That teaching was and remained mightily consoling and served as a motivation to keep up a silent prayer practice.

When less is so much more

Most of us are not invited to pay attention to the space between words, expand our awareness of that space, or elongate it such that a new spiritual horizon comes into view. But we were, and that put us in touch, however feebly, with the deep and wide “ground of being” upon which all words and symbols rest.

In time, we found ourselves less attracted to the rote and abstract, though still partial to the human tendency to be wordy! But the emphasis here was on “less.”

Being contentedly silent for some part of each day can still be an ongoing challenge. Yet it is the gift of the contemplative disposition. Hence, daily periods of silent prayer affect the entirety of a life, a process akin to adding yeast to the dough so it can raise the whole loaf on its way to becoming bread.

We were still subject to what Buddhist teaching describes as the “monkey mind.” Our thoughts jump hither and thither and do so mainly on their own terms. We seemed nearly helpless in the face of their power to have our mental preoccupations swing wildly from branch to branch, and we, along with them!

Frère Roger Schutz of Taizé, who guided many young people in prayer, was asked what the saddest thing was. He replied, “A wound under a heart.”

It seems the meditation I was called to was both a recognition of the wounds I would conceal by placing them under my heart, and an excellent option to let the love that is already and always beneath the heart put the wounds atop where they could be more easily released.

Listening and waiting

An old friend, Johnnie Buffalo, a farmer in southern Colorado, put this another way when we sat by a campfire out in his field one evening. He was talking about meditation when he noted a beautiful night sky with a bright moon obscured by fantastic cloud formations that would come and go in front of it.

Meditative prayer was a vigil, he suggested. Just wait for the clouds to pass. Then, the moonlight will shine gloriously.

Meditation has this waiting quality to it. Waiting, too, is a form of listening.

When we let the seemingly relentless flow of thoughts go by like boats on a river, and we approach a stillness deep in the river, a precious gift can be had—the monkeys quiet down a bit!
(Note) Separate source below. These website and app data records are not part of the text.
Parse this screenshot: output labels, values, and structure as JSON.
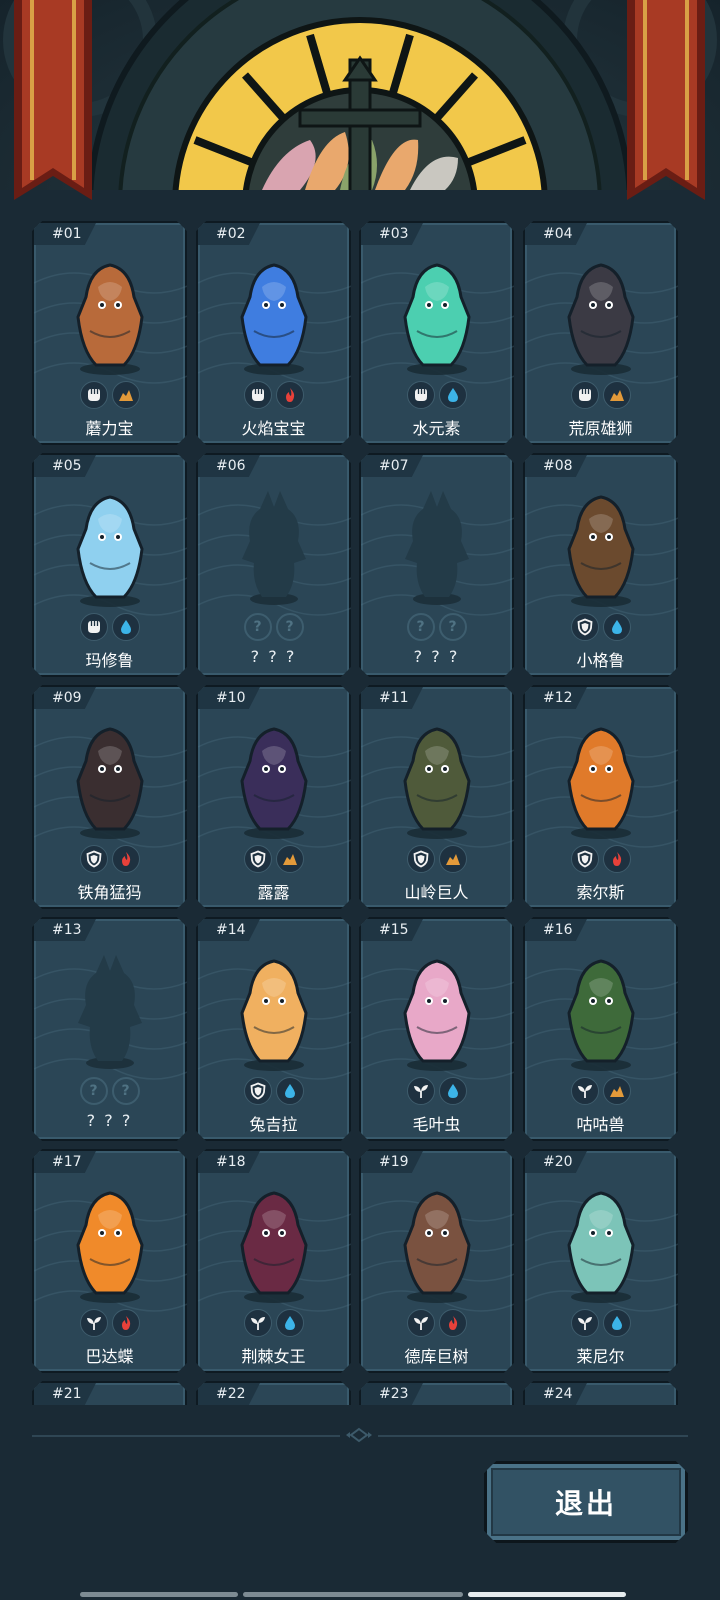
{
  "header": {
    "window_colors": [
      "#f2c84a",
      "#e9a86d",
      "#8aa36a",
      "#d9a4b0",
      "#c9c7c0"
    ],
    "banner_color": "#9b3320"
  },
  "cards": [
    {
      "number": "#01",
      "name": "蘑力宝",
      "types": [
        "fist-icon",
        "earth-icon"
      ],
      "locked": false,
      "color": "#b86a3a"
    },
    {
      "number": "#02",
      "name": "火焰宝宝",
      "types": [
        "fist-icon",
        "fire-icon"
      ],
      "locked": false,
      "color": "#3f7de0"
    },
    {
      "number": "#03",
      "name": "水元素",
      "types": [
        "fist-icon",
        "water-icon"
      ],
      "locked": false,
      "color": "#4ccfb0"
    },
    {
      "number": "#04",
      "name": "荒原雄狮",
      "types": [
        "fist-icon",
        "earth-icon"
      ],
      "locked": false,
      "color": "#3b3a44"
    },
    {
      "number": "#05",
      "name": "玛修鲁",
      "types": [
        "fist-icon",
        "water-icon"
      ],
      "locked": false,
      "color": "#8fd0ef"
    },
    {
      "number": "#06",
      "name": "? ? ?",
      "types": [
        "?",
        "?"
      ],
      "locked": true,
      "color": "#233b48"
    },
    {
      "number": "#07",
      "name": "? ? ?",
      "types": [
        "?",
        "?"
      ],
      "locked": true,
      "color": "#233b48"
    },
    {
      "number": "#08",
      "name": "小格鲁",
      "types": [
        "shield-icon",
        "water-icon"
      ],
      "locked": false,
      "color": "#6b4a2e"
    },
    {
      "number": "#09",
      "name": "铁角猛犸",
      "types": [
        "shield-icon",
        "fire-icon"
      ],
      "locked": false,
      "color": "#3a2e30"
    },
    {
      "number": "#10",
      "name": "露露",
      "types": [
        "shield-icon",
        "earth-icon"
      ],
      "locked": false,
      "color": "#3a2e5a"
    },
    {
      "number": "#11",
      "name": "山岭巨人",
      "types": [
        "shield-icon",
        "earth-icon"
      ],
      "locked": false,
      "color": "#4f5a3a"
    },
    {
      "number": "#12",
      "name": "索尔斯",
      "types": [
        "shield-icon",
        "fire-icon"
      ],
      "locked": false,
      "color": "#e07a2a"
    },
    {
      "number": "#13",
      "name": "? ? ?",
      "types": [
        "?",
        "?"
      ],
      "locked": true,
      "color": "#233b48"
    },
    {
      "number": "#14",
      "name": "兔吉拉",
      "types": [
        "shield-icon",
        "water-icon"
      ],
      "locked": false,
      "color": "#f0b060"
    },
    {
      "number": "#15",
      "name": "毛叶虫",
      "types": [
        "sprout-icon",
        "water-icon"
      ],
      "locked": false,
      "color": "#e8a8c8"
    },
    {
      "number": "#16",
      "name": "咕咕兽",
      "types": [
        "sprout-icon",
        "earth-icon"
      ],
      "locked": false,
      "color": "#3e6a3a"
    },
    {
      "number": "#17",
      "name": "巴达蝶",
      "types": [
        "sprout-icon",
        "fire-icon"
      ],
      "locked": false,
      "color": "#f08a2a"
    },
    {
      "number": "#18",
      "name": "荆棘女王",
      "types": [
        "sprout-icon",
        "water-icon"
      ],
      "locked": false,
      "color": "#6a2a44"
    },
    {
      "number": "#19",
      "name": "德库巨树",
      "types": [
        "sprout-icon",
        "fire-icon"
      ],
      "locked": false,
      "color": "#7a5240"
    },
    {
      "number": "#20",
      "name": "莱尼尔",
      "types": [
        "sprout-icon",
        "water-icon"
      ],
      "locked": false,
      "color": "#7cc4b8"
    },
    {
      "number": "#21",
      "name": "",
      "types": [],
      "locked": false,
      "color": "#2b4656"
    },
    {
      "number": "#22",
      "name": "",
      "types": [],
      "locked": false,
      "color": "#2b4656"
    },
    {
      "number": "#23",
      "name": "",
      "types": [],
      "locked": false,
      "color": "#2b4656"
    },
    {
      "number": "#24",
      "name": "",
      "types": [],
      "locked": false,
      "color": "#2b4656"
    }
  ],
  "footer": {
    "exit_label": "退出"
  }
}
It seems never to be perfectly quiet, but it does increase the level of placidity such that we come to know of the possibilities of being gifted with some measure of inner peace that might contribute to better prospects for outer world peace.

The art in attentiveness

A spaciousness attunes us to the heavenly voice that speaks in wordlessness and loving attention and teaches for those who would learn from such prayer.

The American pacifist poet William Stafford (1914-1993) was a learned figure in the art of attentiveness, teaching, “We know the current is there, hidden; and there are comings and goings from miles away that hold the stillness exactly before us. What the river says, that is what I say.”

Have you ever felt a tug to attend to the river instead of the boats or pined for more personal or global peace? If so, you may want to follow up on such longings.

May you spend the time necessary to bathe your spirit and mind in the soothing waters of the river of deep prayer, in what lies beneath the passing boats (the self’s surface thoughts) and what refreshes and gladdens the “City of God.”

That city needs gladdening, as noted Jesuit leader Pedro Arrupe observed. “Nowadays the world does not need words, but lives which cannot be explained except through faith and love for Christ’s poor.”

Another Jesuit theologian, Karl Rahner, boldly stated, “The Christian of the future will be a mystic or not at all.” That statement seems an ominous warning and a word of great promise.

What might this spiritually rich heritage of those who love God through silence mean to a busied people such as us or a newcomer to such prayer? They can teach us a lot!

Yet there is no substitute for the salvific lessons silence graciously teaches.



Join the conversation. Send your thoughts to the editor Jon Sweeney.

Michael Boover lives at Annunciation House of Worcester, Massachusetts, and is part of the Mustard Seed Catholic Worker Community.